This stump, used as building material for a roadside motel near Jacksboro, provides an example of the petrified wood that
Marcy found scattered all over the prairie as he explored the Red River Valley.

Marcy wrote about the petrified forest:
Upon the rocky bluffs bordering the river we found silicified wood in great quantities, strewed about
over a distance of two miles. The petrification was most perfect, exhibiting all the fibers, knots, and bark,
as plainly as in the native state, and was quite similar to the cotton wood."

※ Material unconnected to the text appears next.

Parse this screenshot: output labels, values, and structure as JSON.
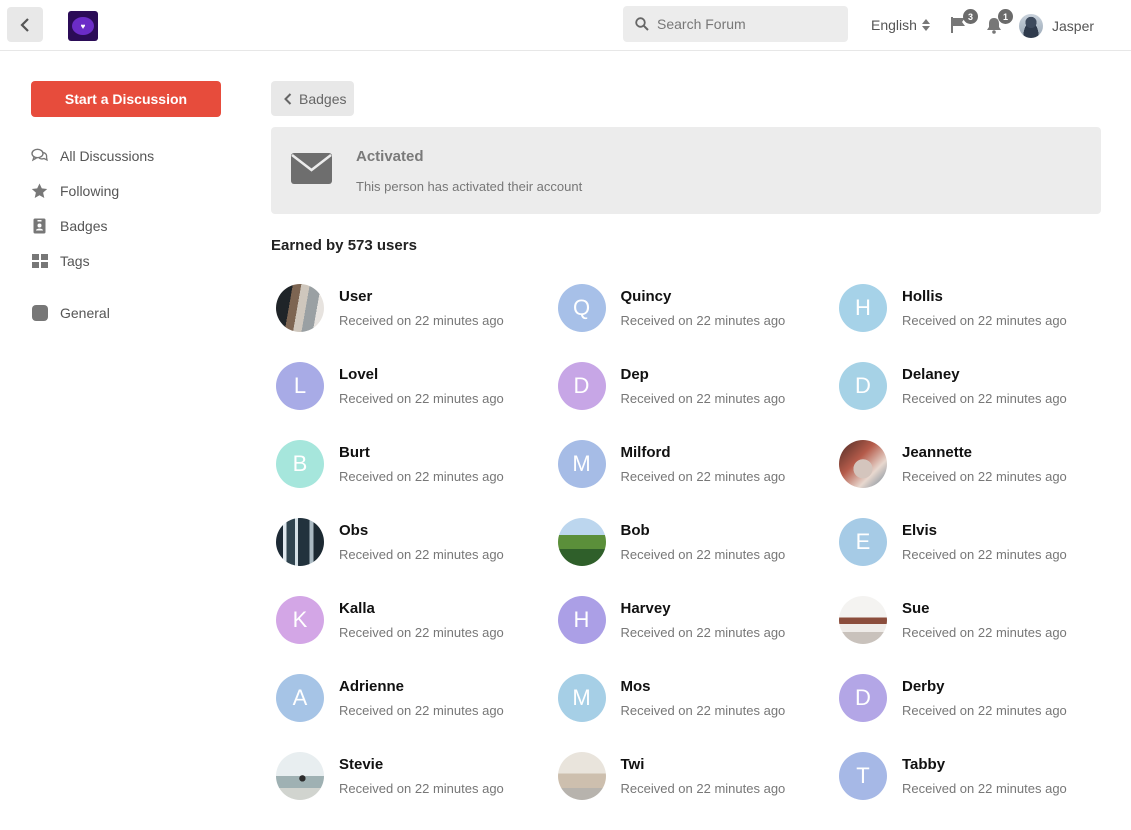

See some of this indigenous architecture!
Palo Duro!
Although the second in command, George B. McClellan (who would later be fired by Abraham Lincoln during the Civil War) broke the
compass and the expeditions' men ran out of water, the journey was ultimately successful. Marcy and the corps found the source of the
Red River within the sheer cliffs of
Palo Duro Canyon. Upon seeing the canyon, Marcy's writing  sounded almost poetic:
Marcy mapped the Red River from its source to approximately Preston, Texas (the starting point for his journey). Click to enlarge.
Find the Marcy!
Marcy buried a message in a bottle between the Salt Fork of the Red River and the Canadian River.
The bottle's coordinates are: 35°35'03.0 N x 101°55'00.0 W
However... since the second in command, George McClellan, broke the compass during the journey, the
readings may not be very accurate.
Questions or comments? E-mail me: robin@redriverhistorian.com
The magnificence of the views that presented themselves to our eyes as we approached the head of the river,
exceeded anything I had ever beheld. It is impossible for me to describe the sensations that came over me, and the
exquisite pleasure I experienced, as I gazed upon these grand and novel pictures.” For Marcy, Palo Duro looked like
castles and fortresses with an “azure and transparent sky above
.”
A Hero
Back in at Fort Arbuckle, people thought Marcy was dead from an Indian attack, and they gave him a nice funeral, which Marcy found
amusing. Upon Marcy's (very lively) return with his hundreds of sketches, dozens of maps, and pages upon pages of diary entries, he was
given a hero's welcome. His extensive report was published and a shortened version of it became a best seller. Here was the man who
had explored the last wild place in the United States! Marcy testified of his adventures in front of an eager Congress.

Randolph B. Marcy continued his work with the army by leading gold rushers through the Comancheria; drawing maps for German
immigration companies, and surveying proposed routes for a southern transcontinental railroad for the Secretary of State, Jefferson
Davis. During the Civil War, Marcy returned to Pennsylvania to continue his service to the Union.